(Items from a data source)
--------------------------------------------------

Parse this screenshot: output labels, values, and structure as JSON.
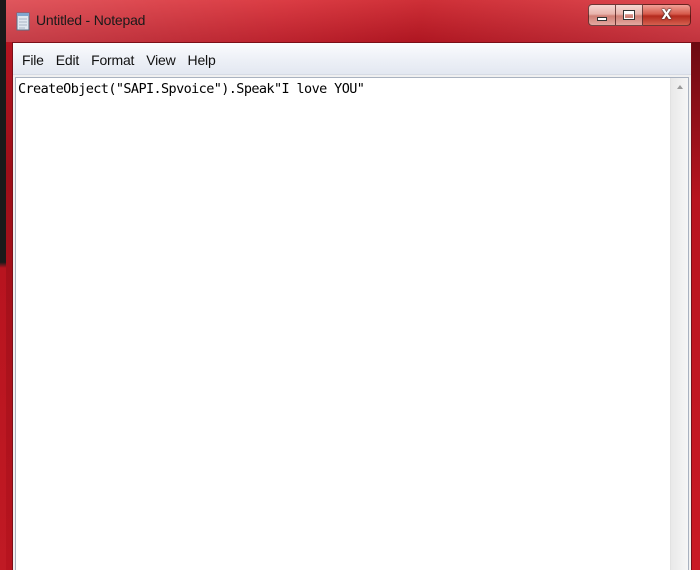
{
  "window": {
    "title": "Untitled - Notepad",
    "accent_color": "#b8141f",
    "icon": "notepad-icon"
  },
  "caption_buttons": {
    "minimize": "minimize-icon",
    "maximize": "maximize-icon",
    "close": "close-icon",
    "close_glyph": "X"
  },
  "menu": {
    "items": [
      "File",
      "Edit",
      "Format",
      "View",
      "Help"
    ]
  },
  "editor": {
    "content": "CreateObject(\"SAPI.Spvoice\").Speak\"I love YOU\""
  },
  "scrollbar": {
    "up_arrow": "scroll-up-arrow-icon"
  }
}
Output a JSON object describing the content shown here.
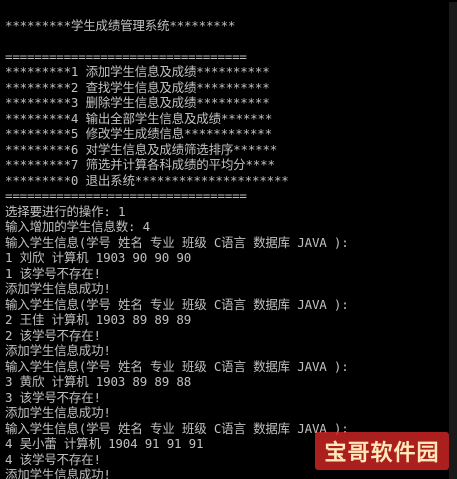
{
  "console": {
    "lines": [
      "",
      "*********学生成绩管理系统*********",
      "",
      "=================================",
      "*********1 添加学生信息及成绩**********",
      "*********2 查找学生信息及成绩**********",
      "*********3 删除学生信息及成绩**********",
      "*********4 输出全部学生信息及成绩*******",
      "*********5 修改学生成绩信息************",
      "*********6 对学生信息及成绩筛选排序******",
      "*********7 筛选并计算各科成绩的平均分****",
      "*********0 退出系统*********************",
      "=================================",
      "选择要进行的操作: 1",
      "输入增加的学生信息数: 4",
      "输入学生信息(学号 姓名 专业 班级 C语言 数据库 JAVA ):",
      "1 刘欣 计算机 1903 90 90 90",
      "1 该学号不存在!",
      "添加学生信息成功!",
      "输入学生信息(学号 姓名 专业 班级 C语言 数据库 JAVA ):",
      "2 王佳 计算机 1903 89 89 89",
      "2 该学号不存在!",
      "添加学生信息成功!",
      "输入学生信息(学号 姓名 专业 班级 C语言 数据库 JAVA ):",
      "3 黄欣 计算机 1903 89 89 88",
      "3 该学号不存在!",
      "添加学生信息成功!",
      "输入学生信息(学号 姓名 专业 班级 C语言 数据库 JAVA ):",
      "4 吴小蕾 计算机 1904 91 91 91",
      "4 该学号不存在!",
      "添加学生信息成功!"
    ]
  },
  "watermark": {
    "text": "宝哥软件园"
  },
  "colors": {
    "background": "#000000",
    "text": "#c0c0c0",
    "watermark_bg": "#dc2828"
  }
}
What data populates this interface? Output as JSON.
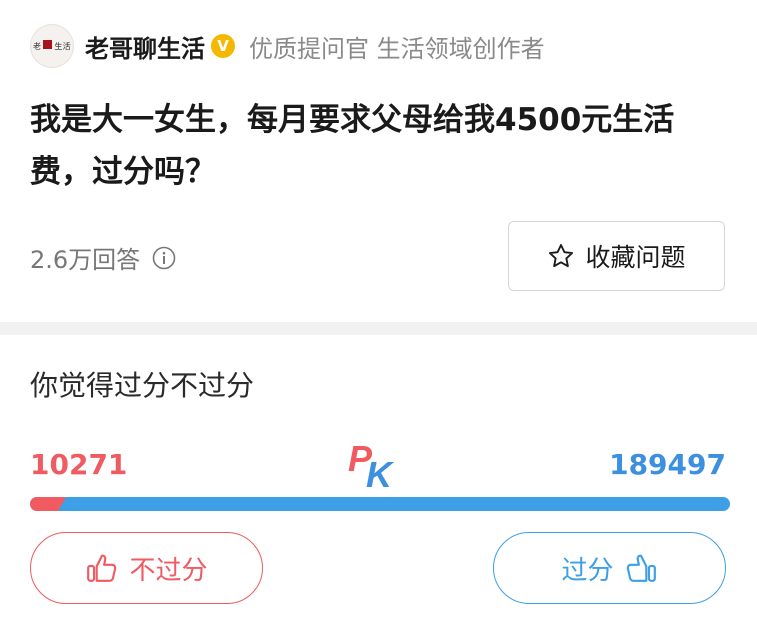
{
  "author": {
    "name": "老哥聊生活",
    "avatar_text": "老哥聊生活",
    "description": "优质提问官 生活领域创作者",
    "verified_mark": "V"
  },
  "question": {
    "title": "我是大一女生，每月要求父母给我4500元生活费，过分吗？",
    "answer_count": "2.6万回答",
    "favorite_label": "收藏问题"
  },
  "poll": {
    "question": "你觉得过分不过分",
    "left_count": "10271",
    "right_count": "189497",
    "left_fraction": 0.0514,
    "pk_p": "P",
    "pk_k": "K",
    "left_label": "不过分",
    "right_label": "过分",
    "colors": {
      "left": "#ef5b61",
      "right": "#3d9fe6"
    }
  },
  "icons": [
    "info-icon",
    "star-icon",
    "thumbs-up-icon"
  ]
}
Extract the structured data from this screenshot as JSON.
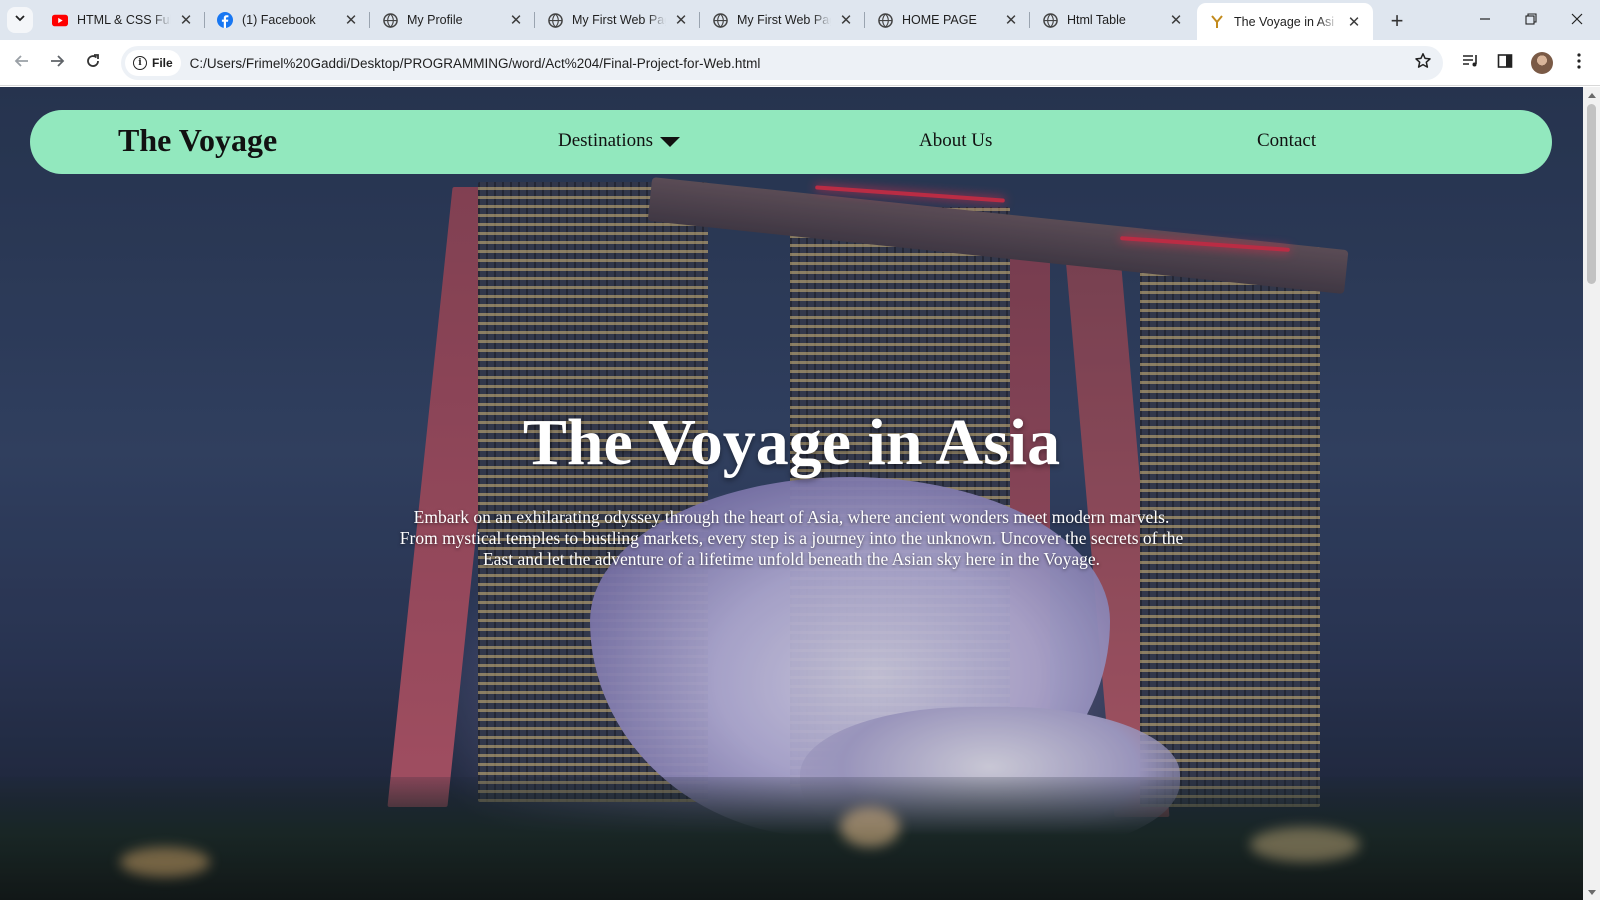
{
  "browser": {
    "tabs": [
      {
        "title": "HTML & CSS Full C",
        "icon": "youtube-icon",
        "active": false
      },
      {
        "title": "(1) Facebook",
        "icon": "facebook-icon",
        "active": false
      },
      {
        "title": "My Profile",
        "icon": "globe-icon",
        "active": false
      },
      {
        "title": "My First Web Page",
        "icon": "globe-icon",
        "active": false
      },
      {
        "title": "My First Web Page",
        "icon": "globe-icon",
        "active": false
      },
      {
        "title": "HOME PAGE",
        "icon": "globe-icon",
        "active": false
      },
      {
        "title": "Html Table",
        "icon": "globe-icon",
        "active": false
      },
      {
        "title": "The Voyage in Asi",
        "icon": "site-y-icon",
        "active": true
      }
    ],
    "address_chip": "File",
    "url": "C:/Users/Frimel%20Gaddi/Desktop/PROGRAMMING/word/Act%204/Final-Project-for-Web.html"
  },
  "site": {
    "brand": "The Voyage",
    "nav": {
      "destinations": "Destinations",
      "about": "About Us",
      "contact": "Contact"
    },
    "hero": {
      "title": "The Voyage in Asia",
      "text": "Embark on an exhilarating odyssey through the heart of Asia, where ancient wonders meet modern marvels. From mystical temples to bustling markets, every step is a journey into the unknown. Uncover the secrets of the East and let the adventure of a lifetime unfold beneath the Asian sky here in the Voyage."
    },
    "colors": {
      "nav_background": "#92e8be",
      "hero_text": "#ffffff"
    }
  }
}
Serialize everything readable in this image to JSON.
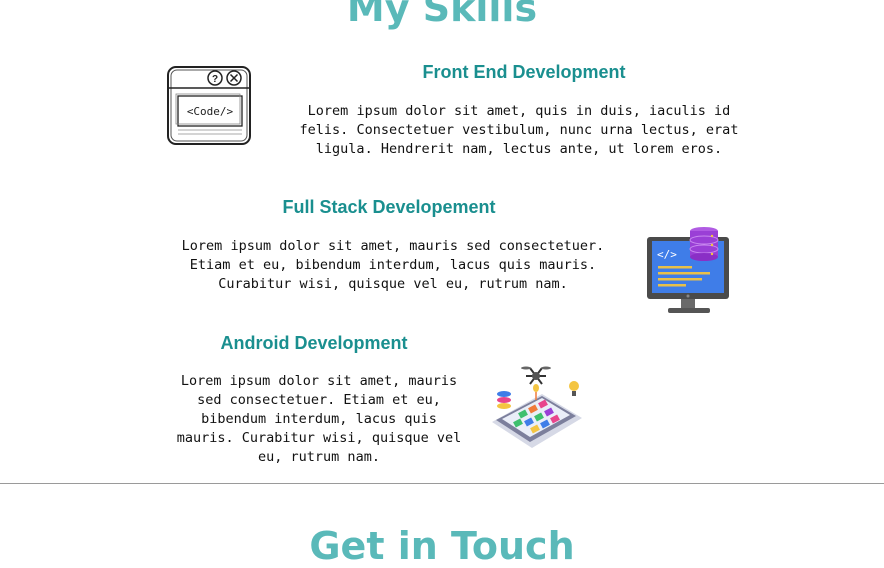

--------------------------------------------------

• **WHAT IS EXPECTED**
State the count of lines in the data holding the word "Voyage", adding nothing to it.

• **RESULT**
4